The natural significance in the area has been noted by several national and international environmental groups, including the powerful American lobby group, Natural Resource Defense Council (NRDC)5. Cultural, recreational and spiritual values, although difficult to ascertain, must also be considered. The IISD report acknowledges that spiritual and cultural heritage is of infinite value to the Ainishinabe. Obtaining the World Heritage Site designation will help Pimachiowin Aki proceed with their plans for economic development and job creation in eco-tourism. Such development fits within the criteria of permissible management plans concerning cultural and natural heritage.
Critics of the west-side route claim that running Bi Pole III down the east side will not damage the UNESCO application. The report by CMC Consultants, although non-committal overall, is less sanguine on this point: “A transmission line within the site would certainly weaken the case for inscription based on ‘natural values’”. Decisions in other parts of Canada would confirm the report’s concerns: Newfoundland and Labrador Conservative Premier Danny Williams cancelled plans to build a new transmission line through Gros Morne National Park, due to concerns about environmental damage and the risk of losing’s the park’s designation as a UNESCO World Heritage site. The transmission line was re-routed along a longer corridor outside of the park.
Duty to Consult
A final consideration that demonstrates a long-overdue change in societal values is the recognition of First Nations’ rights. The government has a duty to consult around Aboriginal and treaty rights and must be adequately accommodate them if development violates or negatively impacts their rights. Placing Bi Pole III down the east side could result in years of negotiations with the First Nations communities who remember the bitter legacy of past hydro development:
Manitoban tax payers have paid out over $700 million in compensation to First Nations adversely affected by hydro development. This price tag helps us understand the extent of suffering and upheaval endured by many, but it can never adequately compensate them for their losses, nor can it repair the massive environmental damage wreaked by past hydro development.
The Rubber Hits the Road
Bi Pole III is an example of the “rubber hitting the road” in terms of our relationship with Aboriginal rights and environmental protection. Canadians agree in principle that we need new attitudes and practices, but are we willing to adopt a new paradigm that allows these changes to occur? Those unwilling to turn the page will continue to present the Bi Pole III story in main-stream economic and technical terms without considering the broader implications afforded by a SD approach. Those who apply a SD lens broaden their scope and sharpen their vision on issues that were not even considered twenty years ago. This approach makes the analysis more complex, but it produces a more comprehensive understanding of difficult issues like Bi Pole III.

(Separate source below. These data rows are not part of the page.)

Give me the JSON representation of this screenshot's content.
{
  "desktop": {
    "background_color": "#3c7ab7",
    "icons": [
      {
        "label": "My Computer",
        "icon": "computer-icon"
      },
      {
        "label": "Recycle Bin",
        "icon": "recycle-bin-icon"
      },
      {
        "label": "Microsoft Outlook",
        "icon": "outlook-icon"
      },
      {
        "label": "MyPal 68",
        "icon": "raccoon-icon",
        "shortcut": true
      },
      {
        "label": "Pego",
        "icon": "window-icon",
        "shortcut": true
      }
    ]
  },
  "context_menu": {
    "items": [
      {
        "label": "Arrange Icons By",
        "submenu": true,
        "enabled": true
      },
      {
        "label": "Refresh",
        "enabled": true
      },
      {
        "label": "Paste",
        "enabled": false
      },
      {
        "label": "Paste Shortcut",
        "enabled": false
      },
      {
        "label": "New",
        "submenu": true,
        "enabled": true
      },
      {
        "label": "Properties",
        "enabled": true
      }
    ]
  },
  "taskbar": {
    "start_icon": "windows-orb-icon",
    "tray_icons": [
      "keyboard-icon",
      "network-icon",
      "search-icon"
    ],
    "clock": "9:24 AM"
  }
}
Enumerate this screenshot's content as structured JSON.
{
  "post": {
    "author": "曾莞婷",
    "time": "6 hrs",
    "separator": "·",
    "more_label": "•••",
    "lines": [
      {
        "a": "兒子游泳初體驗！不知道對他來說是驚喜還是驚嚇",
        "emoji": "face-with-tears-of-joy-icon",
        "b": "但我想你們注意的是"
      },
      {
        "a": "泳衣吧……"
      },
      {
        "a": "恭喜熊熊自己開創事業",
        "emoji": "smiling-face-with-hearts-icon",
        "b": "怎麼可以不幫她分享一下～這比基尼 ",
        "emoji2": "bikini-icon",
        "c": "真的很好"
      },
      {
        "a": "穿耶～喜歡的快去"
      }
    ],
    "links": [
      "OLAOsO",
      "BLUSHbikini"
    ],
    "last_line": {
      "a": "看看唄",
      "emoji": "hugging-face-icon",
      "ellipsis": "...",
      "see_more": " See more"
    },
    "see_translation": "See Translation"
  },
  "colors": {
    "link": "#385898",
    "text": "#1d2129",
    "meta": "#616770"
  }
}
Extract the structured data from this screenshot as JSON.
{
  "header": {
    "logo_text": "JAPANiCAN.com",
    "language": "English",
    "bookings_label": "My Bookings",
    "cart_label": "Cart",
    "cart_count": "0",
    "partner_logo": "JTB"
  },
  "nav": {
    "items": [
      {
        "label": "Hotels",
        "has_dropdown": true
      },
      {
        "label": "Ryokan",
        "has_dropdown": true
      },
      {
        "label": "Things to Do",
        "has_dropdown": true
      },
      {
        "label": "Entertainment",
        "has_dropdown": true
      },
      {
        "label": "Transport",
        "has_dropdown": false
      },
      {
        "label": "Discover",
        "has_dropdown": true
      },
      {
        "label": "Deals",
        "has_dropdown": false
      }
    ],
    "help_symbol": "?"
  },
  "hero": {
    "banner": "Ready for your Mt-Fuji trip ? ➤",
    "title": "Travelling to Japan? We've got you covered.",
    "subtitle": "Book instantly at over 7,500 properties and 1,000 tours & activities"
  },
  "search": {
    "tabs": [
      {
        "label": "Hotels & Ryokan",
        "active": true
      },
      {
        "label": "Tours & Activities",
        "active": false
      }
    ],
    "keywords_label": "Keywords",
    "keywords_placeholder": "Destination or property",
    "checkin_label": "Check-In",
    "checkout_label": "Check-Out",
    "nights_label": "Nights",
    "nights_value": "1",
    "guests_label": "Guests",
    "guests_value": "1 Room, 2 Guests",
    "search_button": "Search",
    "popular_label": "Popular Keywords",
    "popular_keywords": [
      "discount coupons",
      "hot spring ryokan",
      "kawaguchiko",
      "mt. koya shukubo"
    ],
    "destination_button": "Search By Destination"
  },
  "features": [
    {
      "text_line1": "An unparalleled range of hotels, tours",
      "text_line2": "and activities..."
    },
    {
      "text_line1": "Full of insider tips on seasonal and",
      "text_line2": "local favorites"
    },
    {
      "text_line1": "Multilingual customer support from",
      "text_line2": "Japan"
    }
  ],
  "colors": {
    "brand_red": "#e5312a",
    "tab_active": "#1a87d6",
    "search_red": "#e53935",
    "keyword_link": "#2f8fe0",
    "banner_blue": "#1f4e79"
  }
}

The provincial government must take the lead as we begin to wrestle with climate change, species protection and loss of biodiversity. In fact, the Province is simply complying with the Sustainable Development Act which, ironically, was written and tabled by the last Conservative government. In contrast, in its Bi Pole III analysis, the current Conservative party does not apply full-cost accounting, as prescribed by the Act, and has vowed to reverse the decision to run Bi Pole III on the west side.
As more Manitobans understand the value of “services” provided by increasingly rare regions like the Pimachiowin Aki, they will also appreciate the spirit and logic of The Sustainable Development Act and SD in general.
If the Province leads, Manitobans will follow.
Lynne Fernandez is an political economist with CCPA-Manitoba – March 2011